Google has brought out a translator toolkit that combines the company’s machine translation technology with online tools for manually editing content.
An earlier product, Google translate, allowed users to translate and read Web sites and plain text in a number of languages. The new translator toolkit targets users who want to edit and polish the translated text, and share or publish it, said Prasad Ram, center head and engineering director at Google India R&D, on Tuesday.
Google’s statistical machine translation technology is trained using parallel streams of text in both the original language and the target language. Editing of machine translated text by users of the translator toolkit will help train the machine translation technology to a higher degree of accuracy, Ram said.
Google’s Indian R&D lab developed the new product, which is the latest of a number of tools developed by Google in India to improve access to content in local languages, Ram said.
The products, like Google’s transliteration application, are built in India, and are inspired by problems in India, but are designed to have global relevance, Ram added.
The translator toolkit supports 47 languages, including five Indian languages. “We have covered more than 98 percent of the world’s population,” said Michael Galvez, product manager at Google.

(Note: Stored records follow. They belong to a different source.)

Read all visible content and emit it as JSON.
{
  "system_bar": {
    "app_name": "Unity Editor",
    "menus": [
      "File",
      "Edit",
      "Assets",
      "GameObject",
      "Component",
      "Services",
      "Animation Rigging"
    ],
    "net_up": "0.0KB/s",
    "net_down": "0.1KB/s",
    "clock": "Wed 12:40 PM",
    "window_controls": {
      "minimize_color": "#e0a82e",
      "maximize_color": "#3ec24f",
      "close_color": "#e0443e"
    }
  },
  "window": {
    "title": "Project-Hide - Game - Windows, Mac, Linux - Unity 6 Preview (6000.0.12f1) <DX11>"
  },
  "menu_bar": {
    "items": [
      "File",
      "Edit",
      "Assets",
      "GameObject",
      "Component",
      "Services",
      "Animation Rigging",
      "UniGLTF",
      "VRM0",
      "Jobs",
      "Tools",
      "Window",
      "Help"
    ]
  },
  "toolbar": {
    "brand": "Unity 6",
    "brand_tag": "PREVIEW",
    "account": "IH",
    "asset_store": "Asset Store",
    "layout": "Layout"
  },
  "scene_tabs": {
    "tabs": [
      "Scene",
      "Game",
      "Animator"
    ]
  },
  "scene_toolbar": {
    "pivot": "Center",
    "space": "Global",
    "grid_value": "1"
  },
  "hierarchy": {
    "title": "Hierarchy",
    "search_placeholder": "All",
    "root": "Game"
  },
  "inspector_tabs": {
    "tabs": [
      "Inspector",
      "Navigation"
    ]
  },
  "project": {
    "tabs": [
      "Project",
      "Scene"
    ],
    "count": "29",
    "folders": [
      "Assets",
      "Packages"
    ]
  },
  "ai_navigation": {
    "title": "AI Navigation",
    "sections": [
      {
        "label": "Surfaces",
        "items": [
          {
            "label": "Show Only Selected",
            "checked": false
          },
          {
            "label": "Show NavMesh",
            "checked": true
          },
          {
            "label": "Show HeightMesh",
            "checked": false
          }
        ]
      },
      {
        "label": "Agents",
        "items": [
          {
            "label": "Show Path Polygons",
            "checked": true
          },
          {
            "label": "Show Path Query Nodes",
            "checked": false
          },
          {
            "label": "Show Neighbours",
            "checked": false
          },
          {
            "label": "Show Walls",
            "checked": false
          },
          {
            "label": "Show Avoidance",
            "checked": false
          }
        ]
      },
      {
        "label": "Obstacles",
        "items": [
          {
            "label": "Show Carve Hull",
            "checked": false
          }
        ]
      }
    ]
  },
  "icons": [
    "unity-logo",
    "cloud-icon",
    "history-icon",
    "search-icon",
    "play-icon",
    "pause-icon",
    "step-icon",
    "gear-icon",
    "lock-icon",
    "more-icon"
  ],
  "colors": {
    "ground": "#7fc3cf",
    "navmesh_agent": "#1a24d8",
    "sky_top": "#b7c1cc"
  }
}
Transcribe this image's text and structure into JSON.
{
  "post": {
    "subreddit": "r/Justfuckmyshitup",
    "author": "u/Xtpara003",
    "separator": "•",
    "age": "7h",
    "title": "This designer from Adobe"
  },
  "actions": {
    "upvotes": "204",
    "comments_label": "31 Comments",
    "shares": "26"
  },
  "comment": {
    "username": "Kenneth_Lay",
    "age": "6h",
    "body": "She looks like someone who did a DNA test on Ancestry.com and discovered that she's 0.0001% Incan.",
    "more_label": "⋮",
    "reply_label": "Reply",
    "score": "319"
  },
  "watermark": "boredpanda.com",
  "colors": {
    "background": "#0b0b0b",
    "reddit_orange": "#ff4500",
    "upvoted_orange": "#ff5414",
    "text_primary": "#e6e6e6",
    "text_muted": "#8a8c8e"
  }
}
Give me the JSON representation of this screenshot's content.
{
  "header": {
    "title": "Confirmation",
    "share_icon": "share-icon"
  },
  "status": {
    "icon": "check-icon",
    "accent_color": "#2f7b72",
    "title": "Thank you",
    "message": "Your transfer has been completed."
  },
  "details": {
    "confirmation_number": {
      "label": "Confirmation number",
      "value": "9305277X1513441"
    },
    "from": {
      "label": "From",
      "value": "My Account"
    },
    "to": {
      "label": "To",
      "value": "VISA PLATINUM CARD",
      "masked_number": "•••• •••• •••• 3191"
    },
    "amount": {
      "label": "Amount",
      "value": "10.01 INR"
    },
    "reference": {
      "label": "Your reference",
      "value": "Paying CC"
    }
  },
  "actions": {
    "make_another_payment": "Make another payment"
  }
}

Instead of re-creating content in local languages, Google translate and the translator toolkit allow people to translate existing content, Ram said.
By an arrangement with Wikipedia, users can download a Wikipedia entry into the translator toolkit, translate it into a local language using machine translation, correct and polish the translation and post it to the online encyclopedia.
The editing can be done using a document layout that general users are familiar with, Ram said.
Professional translators can also upload personal files to the translator toolkit, and use the toolkit provided by Google, which includes a glossary, and dictionary, among other features, Galvez said. The local file and the translation can be kept private, he added.
A translation memory database in the toolkit provides lookups to previous translations of similar sentences and text, Ram said.
The toolkit is likely to be useful to publishers of news sites who now can target new audiences with local language editions at a lower cost, Ram said.